Seeds are a major staple food and the commodity for crop production. Seed storage is essential for the conservation of biodiversity and crop production. To grow into crops seeds need to germinate and for this the translation of seed stored messenger (m) RNAs is absolutely required. Seed stored mRNAs can survive for many years, which is surprising considering their short half-life times in metabolically active cells. Lack of knowledge on how seed mRNAs are protected is a major limitation to understanding what makes seeds long-lived.
The aim of Seeds4Ever is to elucidate how seed stored mRNAs are protected.
mRNAs in dry seeds are associated with ribosomes and my group recently discovered that these mRNA ribosome complexes are associated with stress granule proteins. Stress granules are cytoplasmic foci that contain all the factors required for translation, but translation is on hold. I hypothesise that seed stored mRNAs are protected in stress granules. To test this hypothesis I will explore the cellular localisation of seed stored mRNAs (in dry seeds and in wet seeds of the soil seed bank; and ) and functionally analyse the role of stress granules in mRNA protection and seed longevity (). I will determine at which position ribosomes bind the seed stored mRNAs and investigate the mechanisms of mRNA selection for storage (). Moreover, the seed industry suffers economic losses due to the often short shelf-life of primed seeds (pre-germination required to ensure germination). Seeds4Ever will provide markers that will help to improve seed treatments so that longevity is no longer shortened ().

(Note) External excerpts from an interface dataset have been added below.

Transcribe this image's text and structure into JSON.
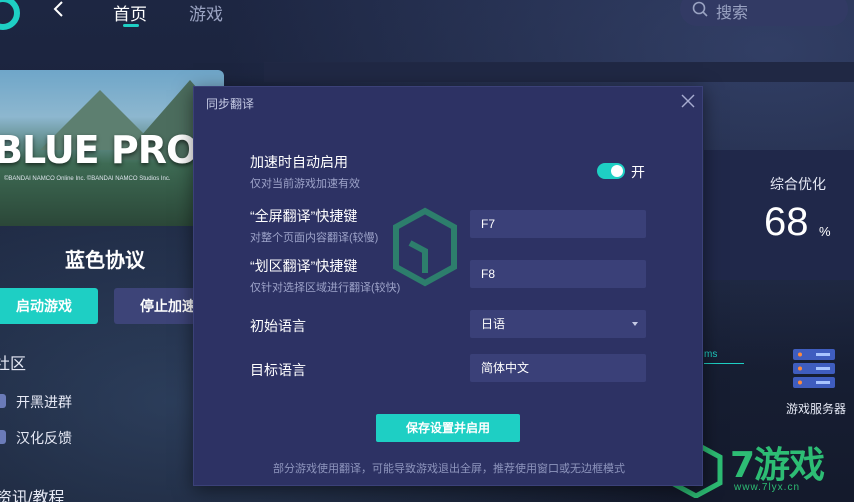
{
  "nav": {
    "home": "首页",
    "games": "游戏",
    "search_placeholder": "搜索"
  },
  "game": {
    "banner_title": "BLUE PROTOCO",
    "banner_copyright": "©BANDAI NAMCO Online Inc. ©BANDAI NAMCO Studios Inc.",
    "name": "蓝色协议",
    "start_button": "启动游戏",
    "stop_button": "停止加速"
  },
  "community": {
    "title": "社区",
    "links": [
      {
        "label": "开黑进群",
        "icon": "group-icon"
      },
      {
        "label": "汉化反馈",
        "icon": "feedback-icon"
      }
    ],
    "news_title": "资讯/教程"
  },
  "stats": {
    "optimization_label": "综合优化",
    "optimization_value": "68",
    "optimization_unit": "%",
    "ms_text": "ms",
    "server_label": "游戏服务器"
  },
  "watermark": {
    "text": "7游戏",
    "url": "www.7lyx.cn"
  },
  "dialog": {
    "title": "同步翻译",
    "auto_enable_label": "加速时自动启用",
    "auto_enable_sub": "仅对当前游戏加速有效",
    "auto_enable_state": "开",
    "fullscreen_hotkey_label": "“全屏翻译”快捷键",
    "fullscreen_hotkey_sub": "对整个页面内容翻译(较慢)",
    "fullscreen_hotkey_value": "F7",
    "region_hotkey_label": "“划区翻译”快捷键",
    "region_hotkey_sub": "仅针对选择区域进行翻译(较快)",
    "region_hotkey_value": "F8",
    "source_language_label": "初始语言",
    "source_language_value": "日语",
    "target_language_label": "目标语言",
    "target_language_value": "简体中文",
    "save_button": "保存设置并启用",
    "note": "部分游戏使用翻译，可能导致游戏退出全屏，推荐使用窗口或无边框模式"
  },
  "colors": {
    "accent": "#1ecfc4",
    "dialog_bg": "#2d3264",
    "field_bg": "#3a4078",
    "watermark_green": "#2dbd74"
  }
}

Seeds4Ever will bring seed longevity research from the physiological to the cellular and molecular level. Findings of Seeds4Ever will be of great fundamental interest but also valuable for conservation of biodiversity in gene banks and ecological settings, and for the seed industry.
Funding: NWO-Vici, Bejo Zaden, Enza Zaden, Rijk Zwaan, Syngenta.